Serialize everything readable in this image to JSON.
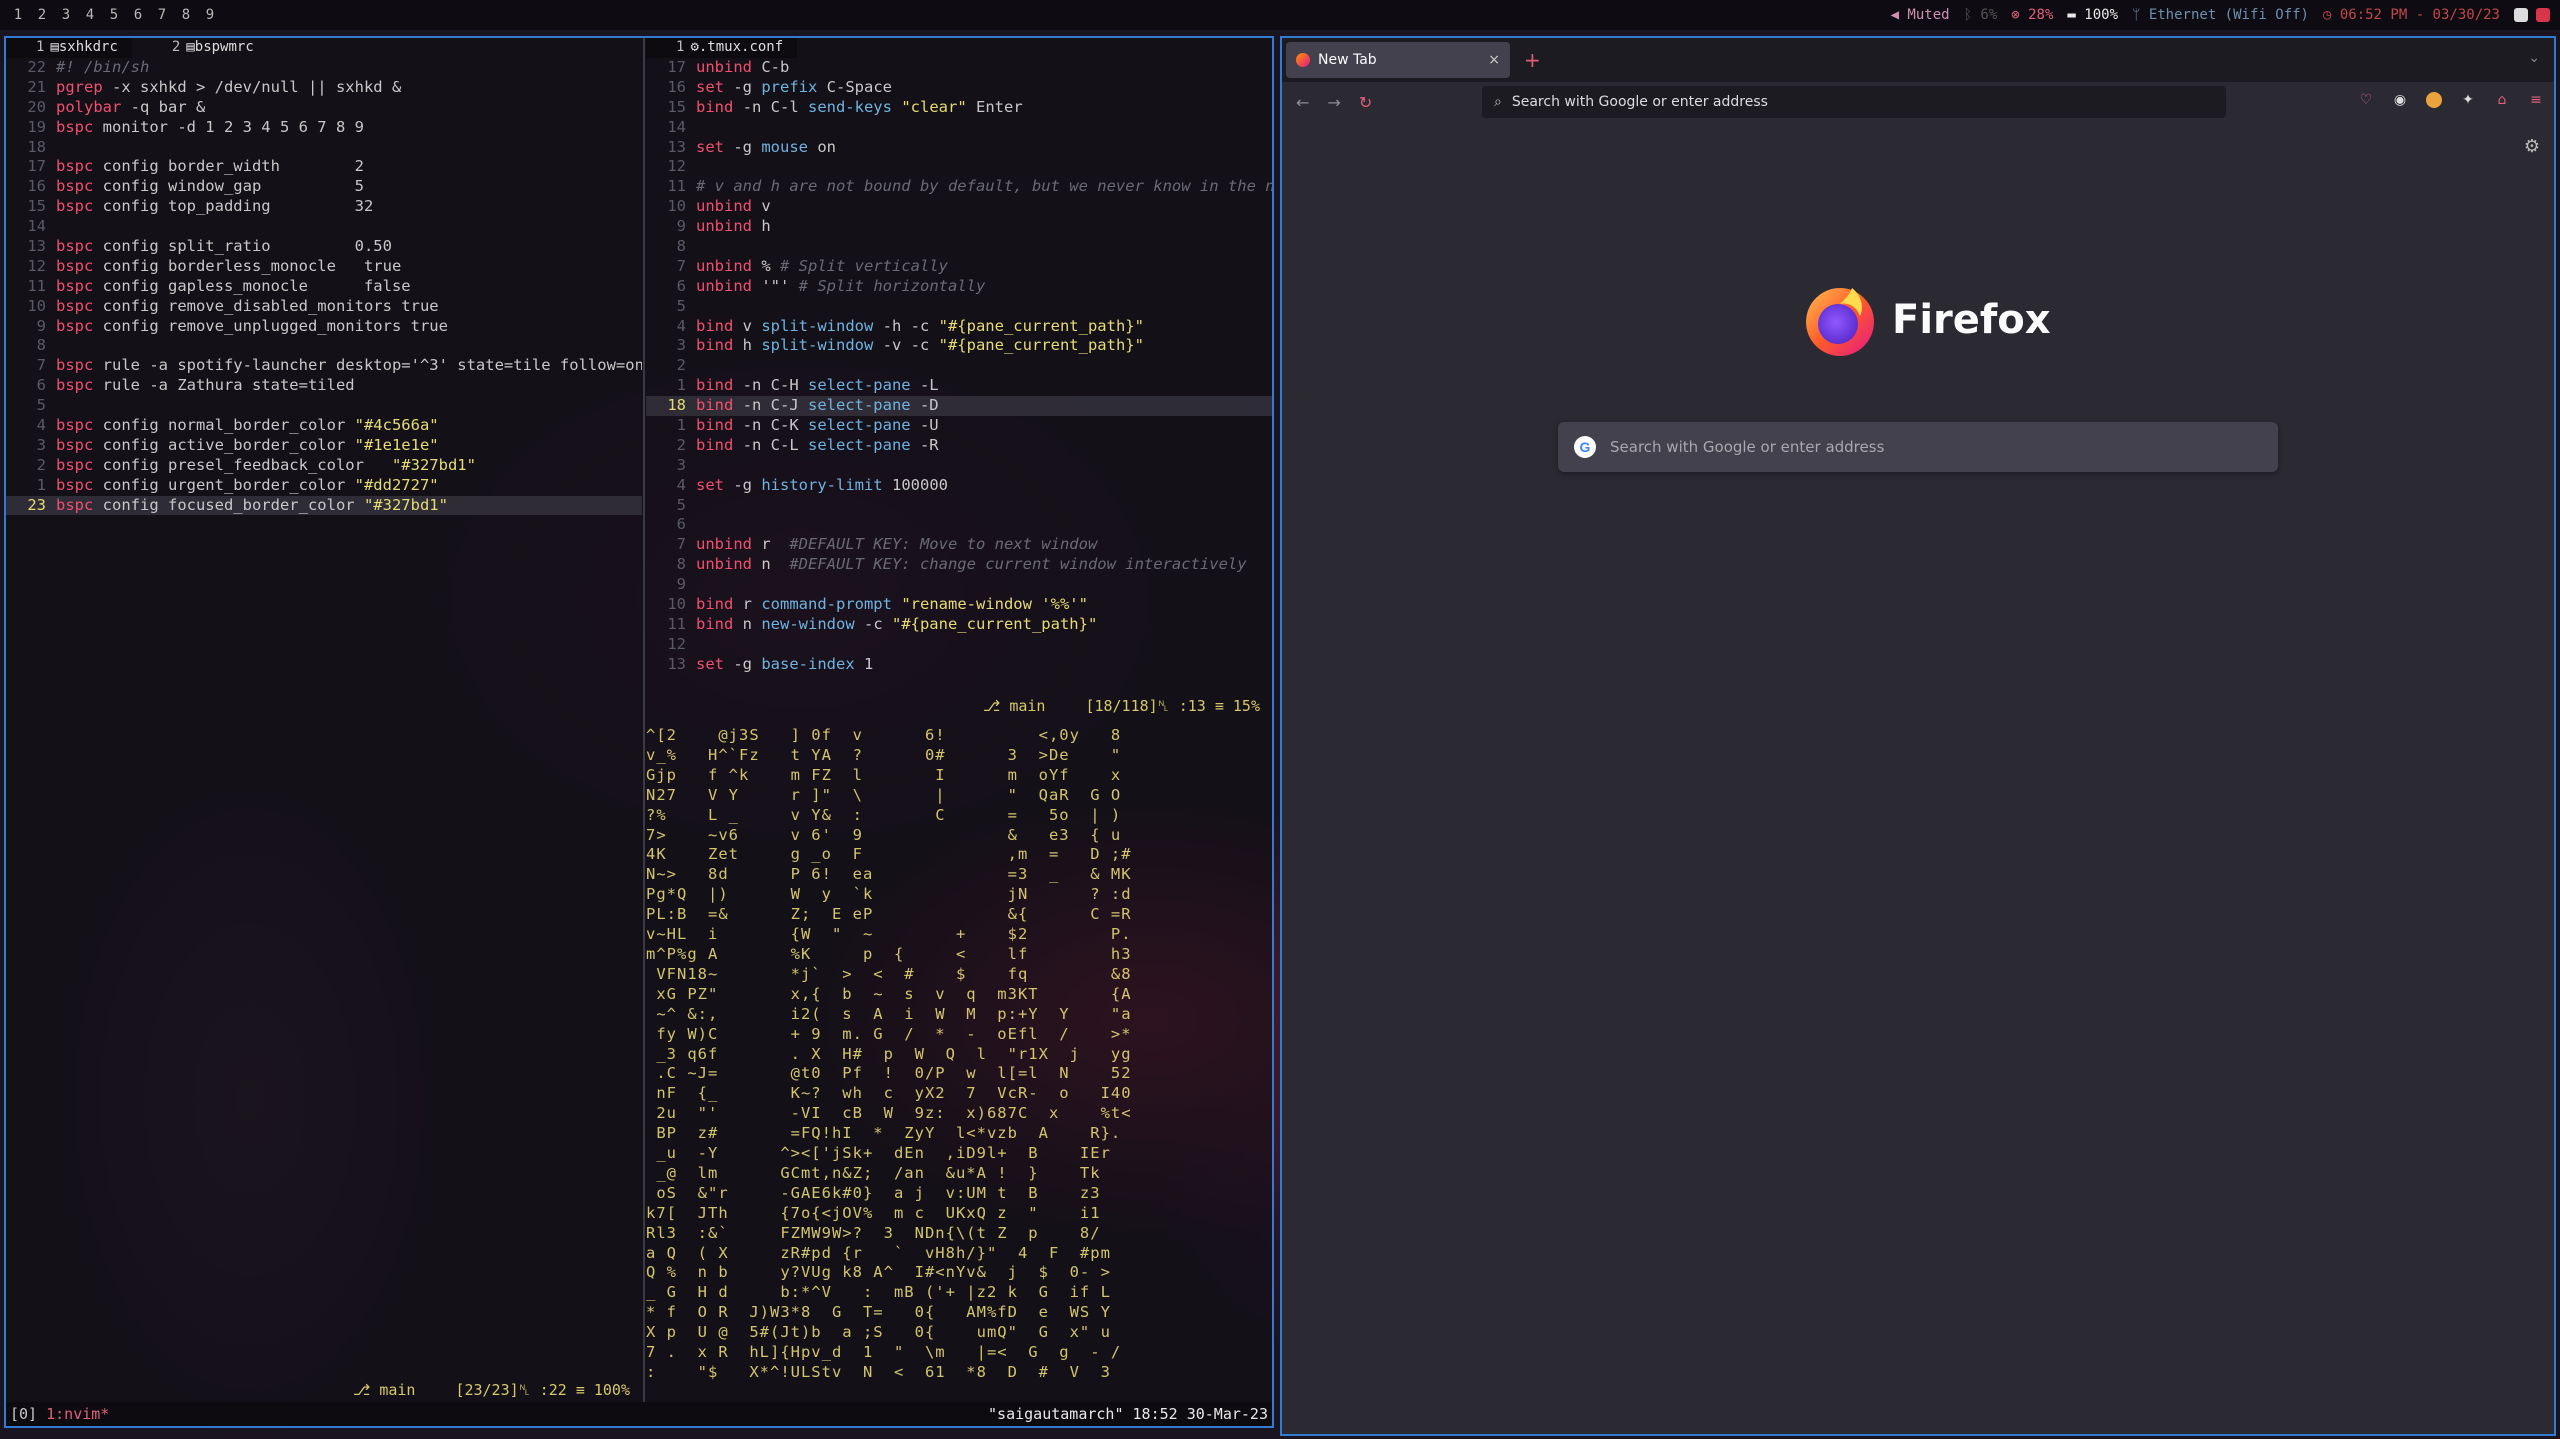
{
  "bar": {
    "workspaces": [
      "1",
      "2",
      "3",
      "4",
      "5",
      "6",
      "7",
      "8",
      "9"
    ],
    "status": {
      "muted": "◀ Muted",
      "brightness": "ᛒ 6%",
      "cpu": "⊗ 28%",
      "battery": "100%",
      "network": "ᛘ Ethernet (Wifi Off)",
      "clock": "◷ 06:52 PM - 03/30/23"
    },
    "colors": {
      "background": "#0e0c12",
      "muted": "#d08fb0",
      "clock": "#c04848",
      "network": "#6a8fb0"
    }
  },
  "terminal": {
    "border_color": "#327bd1",
    "left": {
      "tabs": [
        {
          "num": "1",
          "name": "sxhkdrc"
        },
        {
          "num": "2",
          "name": "bspwmrc"
        }
      ],
      "lines": [
        {
          "n": "22",
          "t": "#! /bin/sh"
        },
        {
          "n": "21",
          "t": "pgrep -x sxhkd > /dev/null || sxhkd &"
        },
        {
          "n": "20",
          "t": "polybar -q bar &"
        },
        {
          "n": "19",
          "t": "bspc monitor -d 1 2 3 4 5 6 7 8 9"
        },
        {
          "n": "18",
          "t": ""
        },
        {
          "n": "17",
          "t": "bspc config border_width        2"
        },
        {
          "n": "16",
          "t": "bspc config window_gap          5"
        },
        {
          "n": "15",
          "t": "bspc config top_padding         32"
        },
        {
          "n": "14",
          "t": ""
        },
        {
          "n": "13",
          "t": "bspc config split_ratio         0.50"
        },
        {
          "n": "12",
          "t": "bspc config borderless_monocle   true"
        },
        {
          "n": "11",
          "t": "bspc config gapless_monocle      false"
        },
        {
          "n": "10",
          "t": "bspc config remove_disabled_monitors true"
        },
        {
          "n": "9",
          "t": "bspc config remove_unplugged_monitors true"
        },
        {
          "n": "8",
          "t": ""
        },
        {
          "n": "7",
          "t": "bspc rule -a spotify-launcher desktop='^3' state=tile follow=on"
        },
        {
          "n": "6",
          "t": "bspc rule -a Zathura state=tiled"
        },
        {
          "n": "5",
          "t": ""
        },
        {
          "n": "4",
          "t": "bspc config normal_border_color \"#4c566a\""
        },
        {
          "n": "3",
          "t": "bspc config active_border_color \"#1e1e1e\""
        },
        {
          "n": "2",
          "t": "bspc config presel_feedback_color   \"#327bd1\""
        },
        {
          "n": "1",
          "t": "bspc config urgent_border_color \"#dd2727\""
        },
        {
          "n": "23",
          "t": "bspc config focused_border_color \"#327bd1\"",
          "current": true
        }
      ],
      "status": {
        "branch": "main",
        "position": "[23/23]␤ :22 ≡ 100%"
      }
    },
    "right": {
      "tab": {
        "num": "1",
        "name": ".tmux.conf"
      },
      "lines": [
        {
          "n": "17",
          "t": "unbind C-b"
        },
        {
          "n": "16",
          "t": "set -g prefix C-Space"
        },
        {
          "n": "15",
          "t": "bind -n C-l send-keys \"clear\" Enter"
        },
        {
          "n": "14",
          "t": ""
        },
        {
          "n": "13",
          "t": "set -g mouse on"
        },
        {
          "n": "12",
          "t": ""
        },
        {
          "n": "11",
          "t": "# v and h are not bound by default, but we never know in the next versio"
        },
        {
          "n": "10",
          "t": "unbind v"
        },
        {
          "n": "9",
          "t": "unbind h"
        },
        {
          "n": "8",
          "t": ""
        },
        {
          "n": "7",
          "t": "unbind % # Split vertically"
        },
        {
          "n": "6",
          "t": "unbind '\"' # Split horizontally"
        },
        {
          "n": "5",
          "t": ""
        },
        {
          "n": "4",
          "t": "bind v split-window -h -c \"#{pane_current_path}\""
        },
        {
          "n": "3",
          "t": "bind h split-window -v -c \"#{pane_current_path}\""
        },
        {
          "n": "2",
          "t": ""
        },
        {
          "n": "1",
          "t": "bind -n C-H select-pane -L"
        },
        {
          "n": "18",
          "t": "bind -n C-J select-pane -D",
          "current": true
        },
        {
          "n": "1",
          "t": "bind -n C-K select-pane -U"
        },
        {
          "n": "2",
          "t": "bind -n C-L select-pane -R"
        },
        {
          "n": "3",
          "t": ""
        },
        {
          "n": "4",
          "t": "set -g history-limit 100000"
        },
        {
          "n": "5",
          "t": ""
        },
        {
          "n": "6",
          "t": ""
        },
        {
          "n": "7",
          "t": "unbind r  #DEFAULT KEY: Move to next window"
        },
        {
          "n": "8",
          "t": "unbind n  #DEFAULT KEY: change current window interactively"
        },
        {
          "n": "9",
          "t": ""
        },
        {
          "n": "10",
          "t": "bind r command-prompt \"rename-window '%%'\""
        },
        {
          "n": "11",
          "t": "bind n new-window -c \"#{pane_current_path}\""
        },
        {
          "n": "12",
          "t": ""
        },
        {
          "n": "13",
          "t": "set -g base-index 1"
        }
      ],
      "status": {
        "branch": "main",
        "position": "[18/118]␤ :13 ≡ 15%"
      }
    },
    "matrix_lines": [
      "^[2    @j3S   ] 0f  v      6!         <,0y   8",
      "v_%   H^`Fz   t YA  ?      0#      3  >De    \"",
      "Gjp   f ^k    m FZ  l       I      m  oYf    x",
      "N27   V Y     r ]\"  \\       |      \"  QaR  G O",
      "?%    L _     v Y&  :       C      =   5o  | )",
      "7>    ~v6     v 6'  9              &   e3  { u",
      "4K    Zet     g _o  F              ,m  =   D ;#",
      "N~>   8d      P 6!  ea             =3  _   & MK",
      "Pg*Q  |)      W  y  `k             jN      ? :d",
      "PL:B  =&      Z;  E eP             &{      C =R",
      "v~HL  i       {W  \"  ~        +    $2        P.",
      "m^P%g A       %K     p  {     <    lf        h3",
      " VFN18~       *j`  >  <  #    $    fq        &8",
      " xG PZ\"       x,{  b  ~  s  v  q  m3KT       {A",
      " ~^ &:,       i2(  s  A  i  W  M  p:+Y  Y    \"a",
      " fy W)C       + 9  m. G  /  *  -  oEfl  /    >*",
      " _3 q6f       . X  H#  p  W  Q  l  \"r1X  j   yg",
      " .C ~J=       @t0  Pf  !  0/P  w  l[=l  N    52",
      " nF  {_       K~?  wh  c  yX2  7  VcR-  o   I40",
      " 2u  \"'       -VI  cB  W  9z:  x)687C  x    %t<",
      " BP  z#       =FQ!hI  *  ZyY  l<*vzb  A    R}.",
      " _u  -Y      ^><['jSk+  dEn  ,iD9l+  B    IEr",
      " _@  lm      GCmt,n&Z;  /an  &u*A !  }    Tk",
      " oS  &\"r     -GAE6k#0}  a j  v:UM t  B    z3",
      "k7[  JTh     {7o{<jOV%  m c  UKxQ z  \"    i1",
      "Rl3  :&`     FZMW9W>?  3  NDn{\\(t Z  p    8/",
      "a Q  ( X     zR#pd {r   `  vH8h/}\"  4  F  #pm",
      "Q %  n b     y?VUg k8 A^  I#<nYv&  j  $  0- >",
      "_ G  H d     b:*^V   :  mB ('+ |z2 k  G  if L",
      "* f  O R  J)W3*8  G  T=   0{   AM%fD  e  WS Y",
      "X p  U @  5#(Jt)b  a ;S   0{    umQ\"  G  x\" u",
      "7 .  x R  hL]{Hpv_d  1  \"  \\m   |=<  G  g  - /",
      ":    \"$   X*^!ULStv  N  <  61  *8  D  #  V  3"
    ],
    "tmux": {
      "session": "[0]",
      "window": "1:nvim*",
      "right": "\"saigautamarch\" 18:52 30-Mar-23"
    }
  },
  "firefox": {
    "tab_label": "New Tab",
    "tab_close": "×",
    "new_tab": "+",
    "list_tabs": "⌄",
    "nav": {
      "back": "←",
      "forward": "→",
      "reload": "↻"
    },
    "url_placeholder": "Search with Google or enter address",
    "brand": "Firefox",
    "search_placeholder": "Search with Google or enter address",
    "google_glyph": "G",
    "settings": "⚙",
    "colors": {
      "chrome": "#1c1b22",
      "page": "#2b2a33",
      "field": "#42414d"
    }
  }
}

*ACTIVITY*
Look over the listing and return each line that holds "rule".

*RESULT BELOW*
          "t": "bspc rule -a spotify-launcher desktop='^3' state=tile follow=on"
          "t": "bspc rule -a Zathura state=tiled"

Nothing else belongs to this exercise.